So I say hotels for London and Paris, take the stress out of the trip that AirBnB can cause.
We do a mixture of both. My basic rule is 3 nights or less we stay in a Hotel and over 3 nights we lean towards and AirBNB. If we do an AiBNB I time it so that we will use the washing machine and eat some meals in. I love the Hotel for the quirkiness of it and will always book with breakfast included (limited hours), they usually serve foods we don't usually eat for breakfast and the dining rooms can be really cute with some even outdoors, some of our favorite memories are our breakfast chats with the staff and other travelers. Just remember some hotels do not allow you to eat in the room. An AirBNB can give you a more "live like a local" feel, because you will need to go to the grocery store, which is a must do for me when I travel regardless of where i stay, as they may not have TP, hand soap, salt and pepper etc., but it is nice to be able to have a snack, wine, make breakfast on your own timeline and do laundry! (We travel carry on only).
A Hotel can call you a cab, recommend restaurants, hold your luggage etc. An AirBNB host is kinda like having a friend in a foreign country, with you able to call them for emergencies or sticky situations (I am sure hotel staff will also be sympathetic). I had a host offer to take us to the airport at 6AM if the Taxi, which they arraigned for us, did not show up (Which sounds like it could have been a thing that happens).
An AirBNB host is kinda like having a friend in a foreign country, with you able to call them for emergencies or sticky situations
With AirBnB rentals the "host/owner" with the smiling face on the website listing is increasingly not the person you actually deal with. That slightly deceptive representation is a marketing tool designed to give prospective renters the warm fuzzies, leading you to believe that the person with the vested interest in you having a problem free stay, the owner, is your contact, when in reality you are dealing with a faceless property management company called the "co-host", not the actual owner of the property who may not be physically present in the building or even in the city....so when there is a problem, the hotel with a 24/7 front desk beats your so-called "friend" every time, in my experience.
We’ve often been checked in by, and given the contact information for, the individual person who handles the short-term rental property for the actual owners. If it’s not the owner (although often, it is the owner), that representative shows us the place, and often offers lots of suggestions for places to see, things to do, and their favorite restaurant recommendations. We’ve got their number if issues with the WiFi, the washer, or other questions arise. So we haven’t had faceless corporate interactions, although there have been a couple of actual owners who were pretty indifferent and non-responsive. I can say the same thing for some disinterested hotel front desk clerks over the years, so there are variables with either option.

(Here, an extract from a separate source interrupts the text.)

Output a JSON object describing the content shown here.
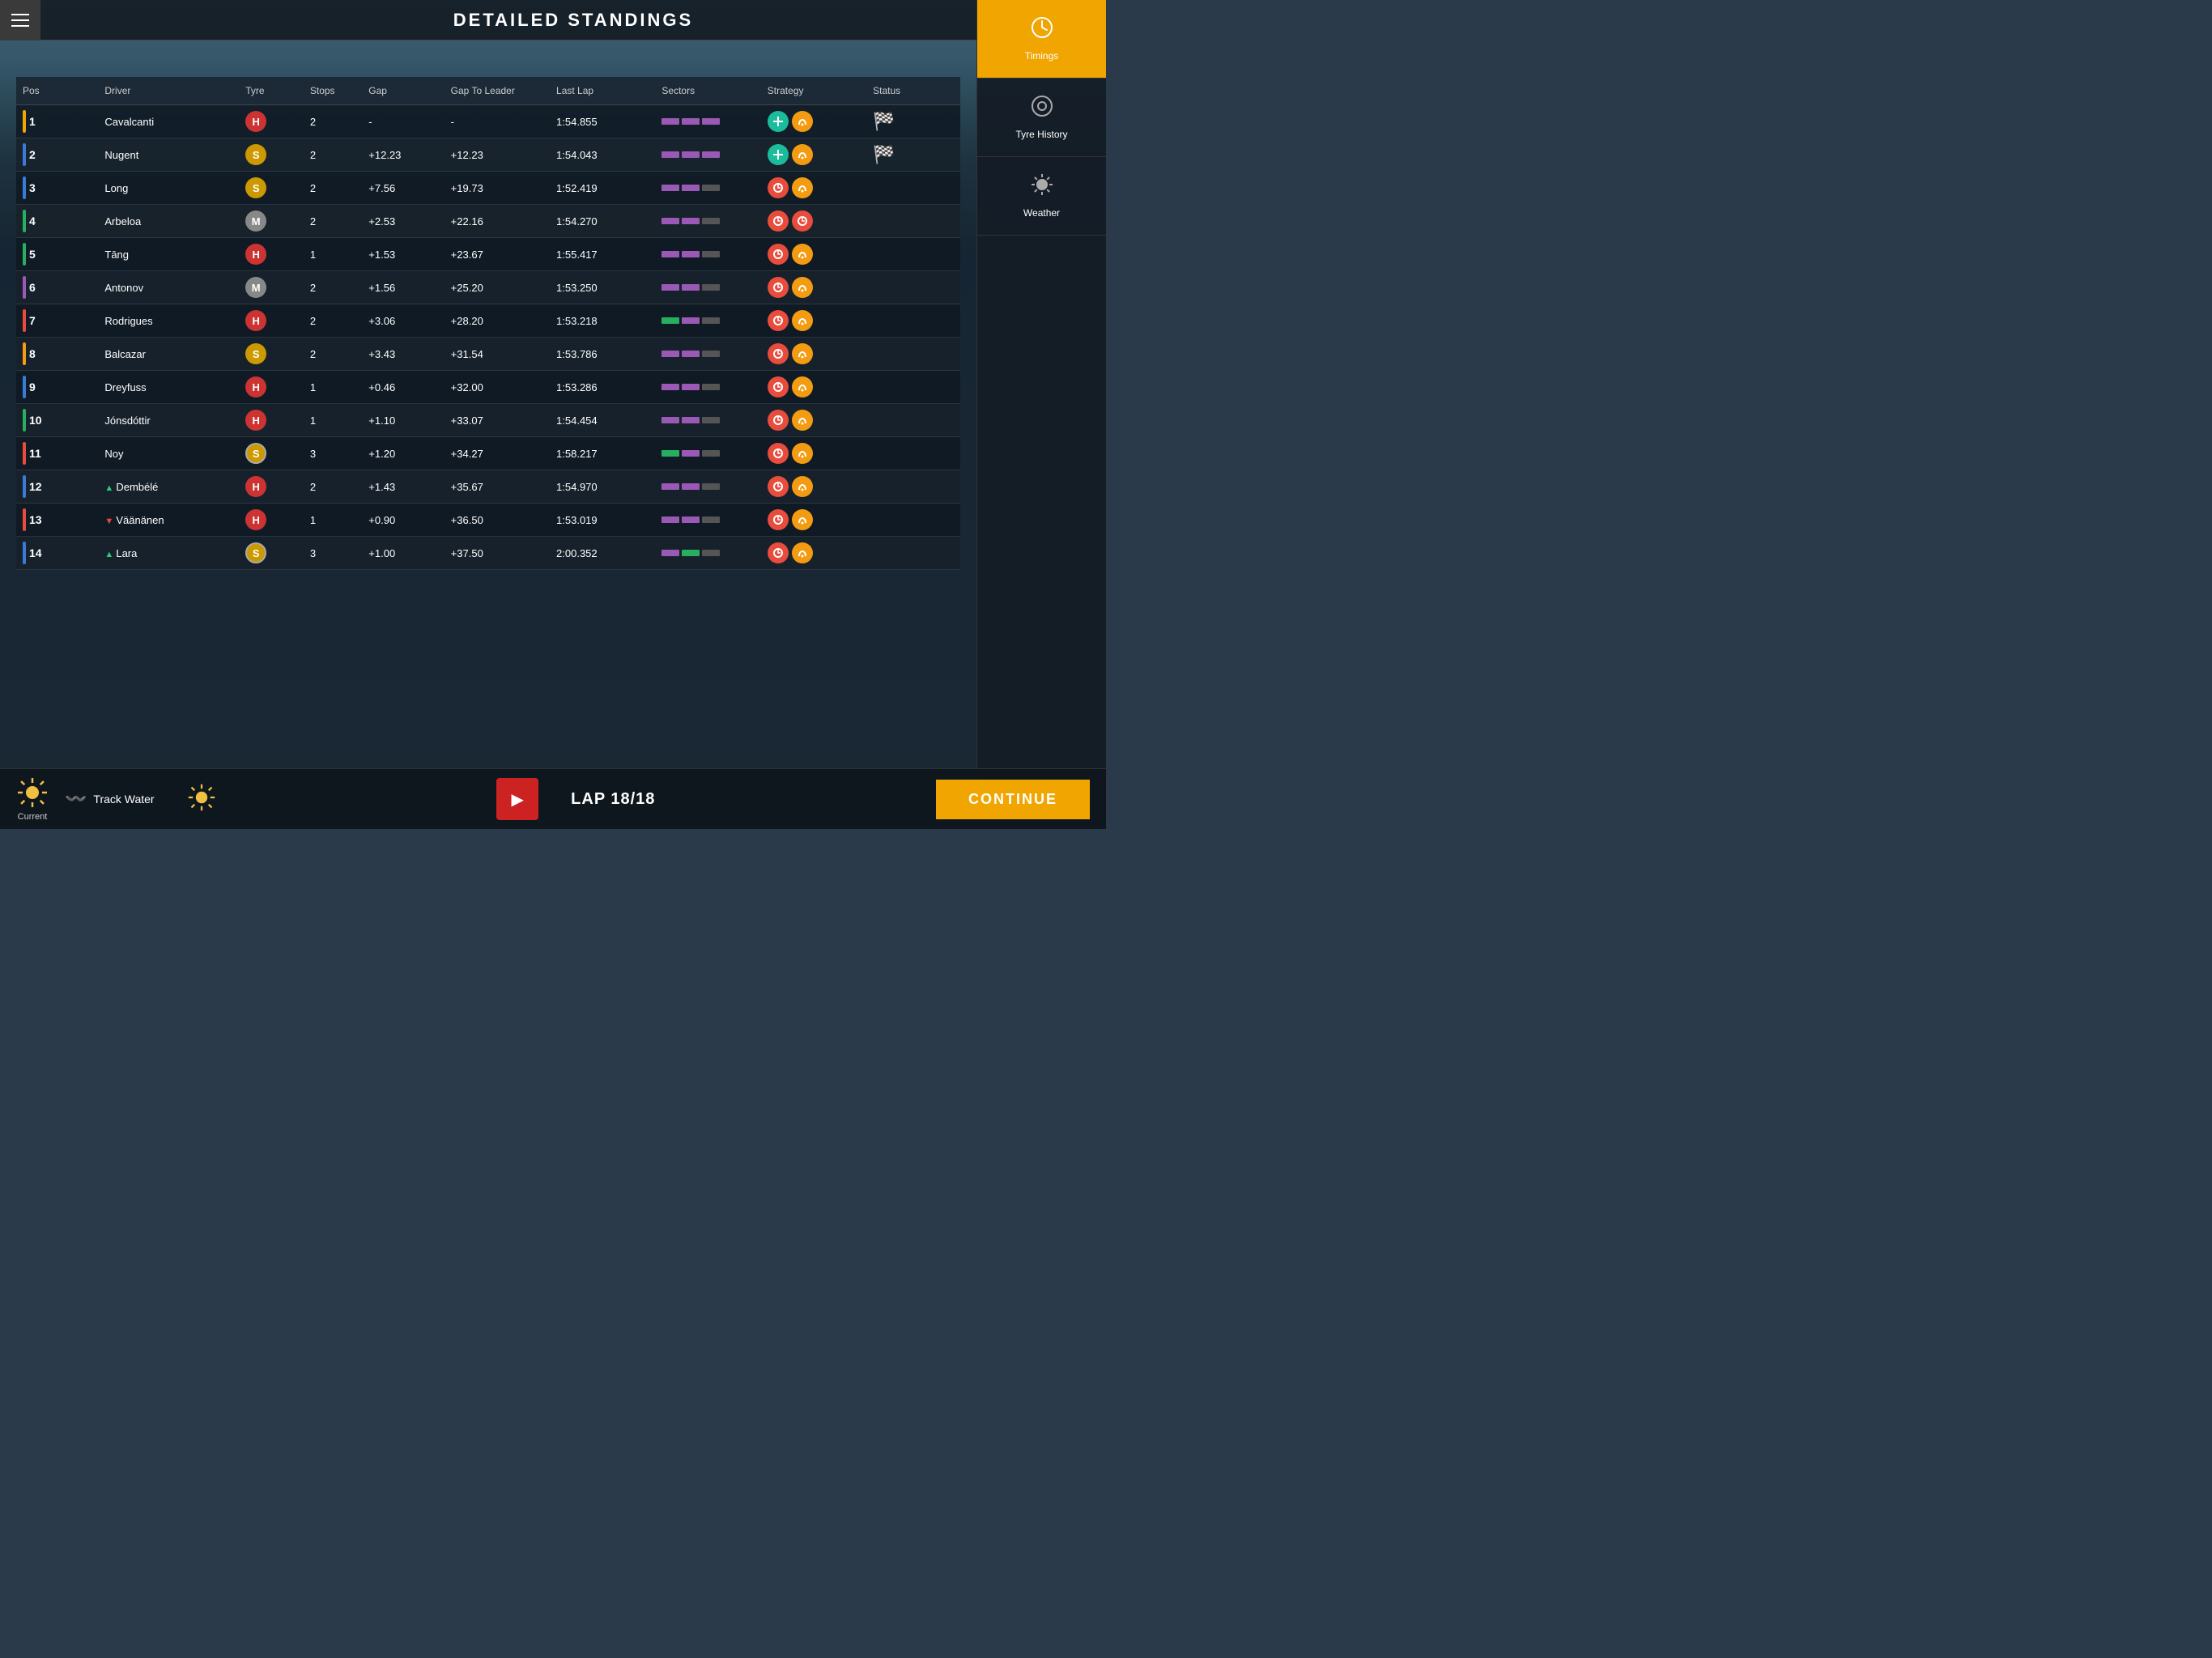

I definitely suggest a hotel for your first trip. More can go wrong with a private rental, and you have less recourse. Admittedly, most people have had good stays in a private rental, and saved money as well. But here are two experiences with private rentals in the last few years, that made us say, "we are hotel people for life." 1. a week prior to our arrival in Venice, the owner decided to cancel our booking. The agency scrambled and found us two separate places to stay, and they were lovely, but we had to move houses midway through our visit. 2. Our first night in a VRBO, sewage came up in the tub. After a frustrating day waiting for it to be fixed, we ended up moving to a hotel, and spent the next month trying to get a refund. The host simply ignored us, and VRBO was no help whatsoever. We ended up filing a claim with our credit card company. In either situation, a hotel would likely have had another room for us. You have enough to think about for your first Europe trip - stick with a hotel.
We’ve often been checked in by, and given the contact information for, the individual person who handles the short-term rental property for the actual owners.
In my most recent AirBnB stays, I have not met, physically, anyone associated with the property. This is in large part a function of the use of door key codes - no more physical keys, no need to meet someone at the property to check them in. I am not complaining about this, just pointing out that getting "checked in" is not as much of a physical interaction in this day and age, especially the minimizing of physical contact during the pandemic.
When I have had the need to contact someone for any reason, it has been through the messaging function on the AirBnB app, too, not a telephone number. Really, you should document all contact with the host through the app anyway, in case you need a paper trail should the need arise to file a complaint with AirBnB if things are not resolved. Hence my term "faceless" co-hosts vs the photo of the "host" on the listing, a person who as far as you know may not even exist.
One of the most important criteria is how close your lodging is to a Tube/Paris Metro stop.
Another plus for a hotel is that after landing from your international flight, you can drop your luggage off even if it too early for check in. It is rare when an AirBnB allows that.
Our last AirBnB was in Rome, upscale and expensive m. Neither TV worked, the refrigerator was broken so all our groceries had to be thrown out. We were told TV problem was with the building although others living there did not have problems. They also said the tenant before us must have broken the TVs and refrigerator. So much for checking that all was OK between tenants.
Hotel all the way. I have found AirBnbs are expensive and full of unwanted "surprises," including broken appliances and one BnB that posted the wrong address because her lease didn't allow her to rent out her place (she didn't want the landlord to find out). I find European hotels to be smaller, but also far more reasonably priced than American hotels. I'll take smaller any day!
If traveling with kids, definitely AirBnB because we can have 2 or more rooms. One time we stayed in a former bookstore that was converted to an AirBnB near Notre Dame. It was lovely.
If I stay for 4 days or more, even for two people I also prefer AirBnBs. I look for one that has washing machines and air conditioning. But of course, location is really important as well, and note that many AirBnB apartments are in high floors without elevators.
Hotels are convenient but hotel rooms and beds in Paris can sometimes be claustrophobically tiny. So, either way you go, do your research: look for hotel reviews and AirBnB reviews and search for any red flag before booking.
I have no desire to stay at an Airbnb, ever. When I am on vacation, I want to spend as much time possible sight-seeing or relaxing on a beach, and I don't want to do chores I do everyday when I am home. I want to come back to a clean room at the end of the day, to a bed that has been made, a clean bathroom, & fresh towels. I don't want to see a kitchen, let alone clean it or any dishes.
I think the benefit of a "mom and pop" hotel is that if you need help or advise when in a foreign country, there is typically someone there to help you out, whether it is a recommendation, help with an unexpected health issue, calling for reliable service to the airport, helping locate delayed baggage, etc. I have no desire to be completely without a local source in a foreign country (or this country, for that matter).
Also, my understanding is that an Airbnb requires payment upfront. I always choose hotels where I pay upon arrival, with a generous cancellation policy, just in case.
In London, I used a company called A Place Like Home for an 8 night rental - this was in 2012, before airBnB, and it was great. A friend had used them multiple times before. We had a small studio in South Kensington and it was perfectly located. This time, I'm traveling with my brother's family as well and they either don't offer large enough residences or their large ones were all booked for when we're going. The building we stayed at in 2012 also had a conceirge and they were helpful with anything we needed.
I'm usually pretty leery of airBnBs too though on this trip for a large group (7) we're staying at airBnBs in London and Paris. Hopefully it will all go smoothly!